The inspiration for this came from my time as a graduate student studying computer networking. Along with other folks at the University of Arizona, studying under Professor Larry Peterson, we developed object-oriented network protocol implementations on a framework called x-kernel.
These days we pretty much all have root access on our own computers, but back in the early 90s in a computer science lab, most of us did not.
Because we did not have root access on the computers we used as students, we were restricted to running x-kernel in user mode. This means that instead of our network protocols running on top of ethernet, we were running on top of IP. In effect, we run a stack that looked like TCP/IP/IP. In effect, we could simulate network traffic between two different machines, but I couldn’t actually interact with non-x-kernel protocol stacks on other machines.

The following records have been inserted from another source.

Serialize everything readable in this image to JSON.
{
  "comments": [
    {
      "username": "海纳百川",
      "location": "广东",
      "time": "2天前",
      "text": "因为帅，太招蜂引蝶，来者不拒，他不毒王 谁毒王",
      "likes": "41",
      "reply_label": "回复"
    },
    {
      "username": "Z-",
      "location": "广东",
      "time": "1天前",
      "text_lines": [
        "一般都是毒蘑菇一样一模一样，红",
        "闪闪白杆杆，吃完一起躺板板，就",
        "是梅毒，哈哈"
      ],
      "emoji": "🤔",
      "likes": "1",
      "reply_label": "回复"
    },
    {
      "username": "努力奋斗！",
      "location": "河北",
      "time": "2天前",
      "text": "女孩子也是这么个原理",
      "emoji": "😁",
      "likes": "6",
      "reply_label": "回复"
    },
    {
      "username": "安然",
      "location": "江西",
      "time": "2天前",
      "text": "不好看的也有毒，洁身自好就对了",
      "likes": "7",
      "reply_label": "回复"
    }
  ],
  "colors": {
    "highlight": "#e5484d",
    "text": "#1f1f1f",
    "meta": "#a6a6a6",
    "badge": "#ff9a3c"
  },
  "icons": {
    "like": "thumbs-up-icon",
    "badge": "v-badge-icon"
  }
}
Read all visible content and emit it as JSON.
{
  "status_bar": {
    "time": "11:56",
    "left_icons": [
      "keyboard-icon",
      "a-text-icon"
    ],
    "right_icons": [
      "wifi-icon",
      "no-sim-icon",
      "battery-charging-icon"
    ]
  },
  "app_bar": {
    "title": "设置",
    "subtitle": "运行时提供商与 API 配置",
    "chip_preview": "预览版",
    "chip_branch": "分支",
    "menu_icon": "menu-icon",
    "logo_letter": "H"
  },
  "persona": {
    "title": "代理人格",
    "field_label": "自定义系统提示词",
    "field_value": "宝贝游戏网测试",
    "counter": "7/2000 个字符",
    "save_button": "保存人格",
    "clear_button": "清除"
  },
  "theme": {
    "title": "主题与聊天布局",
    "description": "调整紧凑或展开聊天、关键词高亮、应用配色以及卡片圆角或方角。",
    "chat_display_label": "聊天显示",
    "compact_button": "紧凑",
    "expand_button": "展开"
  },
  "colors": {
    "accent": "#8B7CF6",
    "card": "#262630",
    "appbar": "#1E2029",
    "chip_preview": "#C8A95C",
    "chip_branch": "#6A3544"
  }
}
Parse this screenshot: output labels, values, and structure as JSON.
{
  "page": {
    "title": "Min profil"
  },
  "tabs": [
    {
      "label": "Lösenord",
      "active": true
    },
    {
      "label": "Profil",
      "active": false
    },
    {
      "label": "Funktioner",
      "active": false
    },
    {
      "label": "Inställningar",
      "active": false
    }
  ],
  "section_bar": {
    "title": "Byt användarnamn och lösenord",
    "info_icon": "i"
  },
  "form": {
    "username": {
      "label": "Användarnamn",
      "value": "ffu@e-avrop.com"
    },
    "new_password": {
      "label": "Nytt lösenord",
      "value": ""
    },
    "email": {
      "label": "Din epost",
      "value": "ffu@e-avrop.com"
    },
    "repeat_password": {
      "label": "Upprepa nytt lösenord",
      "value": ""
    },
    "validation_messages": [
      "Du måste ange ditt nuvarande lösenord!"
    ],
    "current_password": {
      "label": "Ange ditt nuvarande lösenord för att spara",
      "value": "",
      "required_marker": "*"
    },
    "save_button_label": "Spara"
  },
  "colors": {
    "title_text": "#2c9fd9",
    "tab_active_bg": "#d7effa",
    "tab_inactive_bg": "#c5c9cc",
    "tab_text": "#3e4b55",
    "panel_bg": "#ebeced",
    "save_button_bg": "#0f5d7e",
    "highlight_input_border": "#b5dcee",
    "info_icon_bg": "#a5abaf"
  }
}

In 1994 or so, I ported x-kernel to Linux. Finally I was running x-kernel on a box that I had root access on. Using raw socket mode on Unix, I could run x-kernel user-mode implementations of protocols and interact with network services on other machines. All sorts of graduate school hijinks ensued. (Famously we’d use ICMP network unreachable messages to kick all the computers in the school off the network when we wanted to run protocol performance tests. It would force everyone off the network for about 30 seconds, and you could get artificially high performance numbers.)
In the future depicted by the Singularity series, one of the mechanisms used to ensure that AI do not run amok is that they run in something akin to a virtualization layer above the hardware, which prevents them from doing many things, and allows them to be monitored. Similarly, people with implants do not have access to the lowest layers of hardware either.
But Cat does. Her medical-grade implant predates the standardized implants created later. So she has the ability to send and receive network packets that most other people and AI do not. From this stems her unique abilities to manipulate the network.
Mix into this the fact that she’s had her implant since childhood, and that she routinely practices meditation and qi gong (which changes the way our brains work), and you get someone who can do more than other people.
All that being said, this is science fiction, and there’s plenty of handwavium going on here, but there is some general basis for the notion of being able to do more with her neural implant.
This post has gone on pretty long, so I think I’ll call it quits here. In the next post I’ll talk about transportation and employment in 2035.
I didn’t realize the The Turing Exception was out. I just ordered my copy!! I can’t wait for it to get here.
Very nicely done.